Dr Barter said together with digital delivery, teaching students to lead sustainable organisations was the greatest challenge for business schools and MBA providers.
“Sustainability is about being able to meet the challenges of the 21st century – climate change, water scarcity and the impact of inequality in economies,” he said. “Tackling those things will drive a new wave of innovation for organisations.”
“We need to be able to equip our students to have the thinking skills to navigate an organisation through those challenges.”
The Griffith MBA distinguishes itself from others in Australia through a commitment to developing graduates with a strong sense of responsible leadership, sustainable business practices and an understanding of business in the Asia-Pacific region. It has been designed for middle to senior level managers as an advanced general management degree.
Dr Barter believes getting the balance right between digital off-campus delivery and experiential, in-class teaching was the next great challenge for business schools, particularly in the wake of the emergence of massive Open Online Courses (MOOCs).
“We really got very excited about MOOCs in 2013. However, all that buzz and excitement has gone nobody is terribly interested in MOOCs anymore.”
However, he believes the buzz around MOOCs helped universities to address how they deliver teaching in a digital world.
“What (MOOCs) really have done in terms of shaping the higher education industry is forcing universities to think about how they deliver courses digitally.
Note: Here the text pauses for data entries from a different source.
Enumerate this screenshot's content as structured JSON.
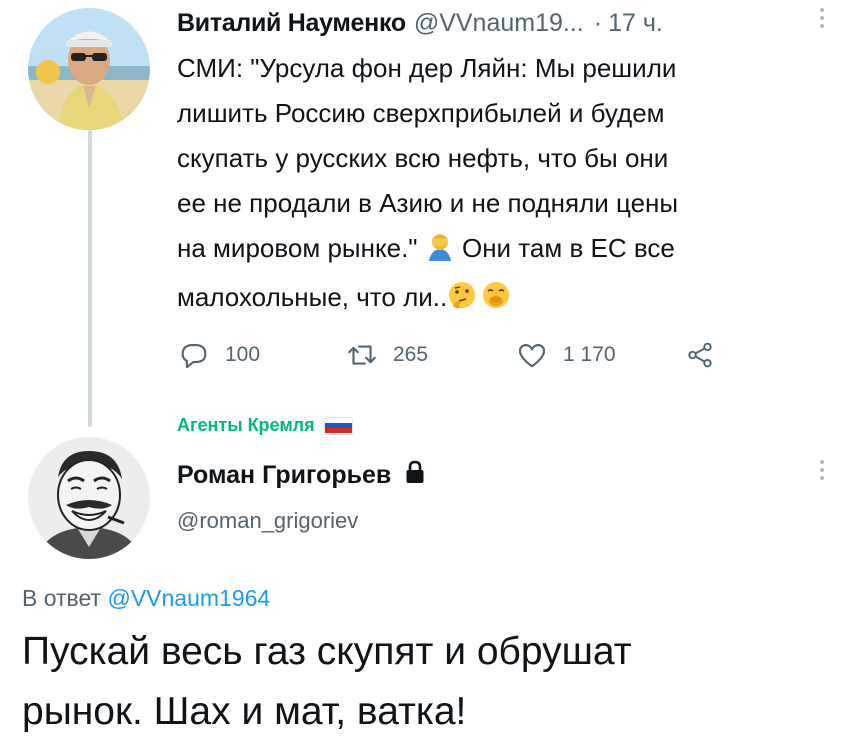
{
  "tweet1": {
    "author_name": "Виталий Науменко",
    "handle": "@VVnaum19...",
    "separator": "·",
    "time": "17 ч.",
    "lines": [
      "СМИ: \"Урсула фон дер Ляйн: Мы решили",
      "лишить Россию сверхприбылей и будем",
      "скупать у русских всю нефть, что бы они",
      "ее не продали в Азию и не подняли цены"
    ],
    "line5_before": "на мировом рынке.\" ",
    "line5_after": " Они там в ЕС все",
    "line6": "малохольные, что ли..",
    "emojis": [
      "man-facepalming-emoji",
      "thinking-face-emoji",
      "yawning-face-emoji"
    ],
    "actions": {
      "reply_count": "100",
      "retweet_count": "265",
      "like_count": "1 170"
    }
  },
  "community": {
    "label": "Агенты Кремля",
    "flag": "russia-flag"
  },
  "tweet2": {
    "author_name": "Роман Григорьев",
    "handle": "@roman_grigoriev",
    "reply_prefix": "В ответ ",
    "reply_mention": "@VVnaum1964",
    "text_lines": [
      "Пускай весь газ скупят и обрушат",
      "рынок. Шах и мат, ватка!"
    ]
  },
  "colors": {
    "text": "#0f1419",
    "secondary": "#536471",
    "link": "#1d9bf0",
    "community": "#00ba7c",
    "thread_line": "#cfd9de"
  }
}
I think their key impact will be making us be more digitally focussed.”
He said Griffith University was going down the path of video conferencing to provide students with the necessary interaction with lecturers to assist learning in a remote environment.
“We are all getting much more used to video conferencing,” he said. “My experience has been getting better and lecturers are getting better at delivering in that format… it will improve even more in the future.”